For patients suffering from bone marrow failure disorders such as aplastic anemia and myelodysplastic syndromes, bone marrow stem cell transplants are a life saving therapy. The only problem is, according to North West Asian weekly, a person in need of such treatment has about a 1 in 50,000 chance of finding a match. Due to a lack of registered donors, Asians in the U.S., along with other minorities, are among those with lowest probability of a successful match.
Here’s the donor breakdown according to National Marrow Donor Program (NMDP) data from December 2008:
- 5.3 million White,
- 690,000 Latino,
- 550,000 Black,
- 520,000 Asian,
- 210,000 mixed race,
- 83,000 American Indian,
- 10,000 Pacific Islander
Asians and Pacific Islanders make up roughly 7 percent of the 7 million bone marrow donors nationwide.
Dr. John Choe at the University of Washington School of Medicine:
“Successful treatment of leukemia, lymphoma, and other blood disorders depends on finding a donor who has very similar tissue types as the patient — that is, it depends on finding a close ‘match,”
Siblings are the most likely match, with other direct relatives also more likely to be compatible.
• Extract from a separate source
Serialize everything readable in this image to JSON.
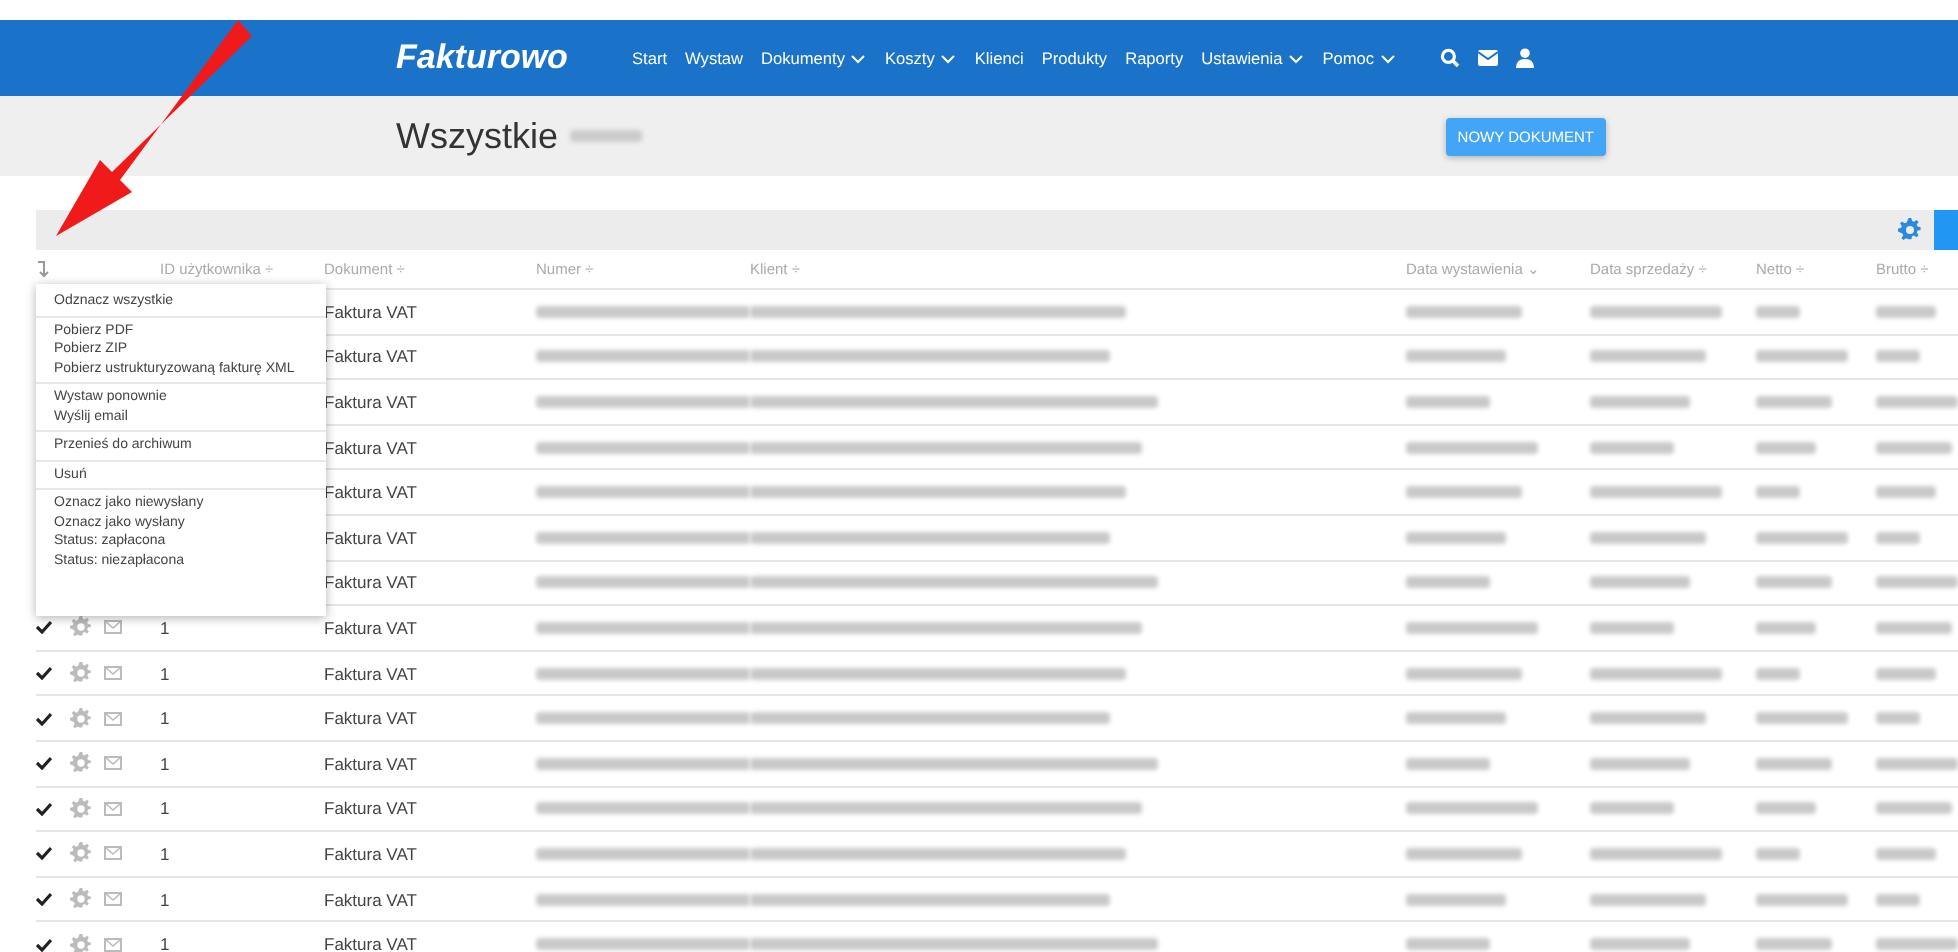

Though less probable, complete strangers with similar ancestry can also be a life saving match, this is why the NMDP is so important.
Choe and his colleagues have some ideas as to why Asians are so underrepresented on the NMDP:
“Our preliminary research has found that there is much fear about the pain and discomfort about donation … there are also cultural taboos against donation related to Confucian ideas about maintaining the [body’s] sanctity as a way of respecting ancestors,”
New procedures have virtually eliminated the pain of marrow donation.
Anh Nguyen Reiss, a 43-year-old Vietnamese immigrant, a mother, and an obstetrician/gynecologist in Houston, was diagnosed with Myelodysplastic Syndromes this year. She requires a matching Vietnamese stem cell donor to survive.
Huu Nguyen, Reiss’ brother and an attorney in New York, said the following:
“Asian donors are very underrepresented, the percentage is even smaller for Vietnamese donors. None of the 16,000 Vietnamese donors in the national registry matched with Anh.”
Anh Nguyen Reiss:
“Education and awareness in the community is a big problem, especially in immigrant communities, if you are an immigrant working-class mother, how do you have the resources and time to set up a bone marrow drive if one of your family members is in need?”
According to North West Asian Weekly, due to language and cultural barriers, information is difficult to access for Asians in the U.S., specifically in the immigrant communities.
Anh Nguyen Reiss:
“We need more Asian volunteers who speak Asian languages, and have to put out flyers in grocery stores and video stores, not just e-mails.”
Advances in medical procedures have greatly simplified and improved the process of bone marrow stem cell donation, making it a painless procedure with little or no recovery time required. Now is a great time to join the NMDP and perhaps save a life.
To learn more check out the NMDP’s web site, www.marrow.org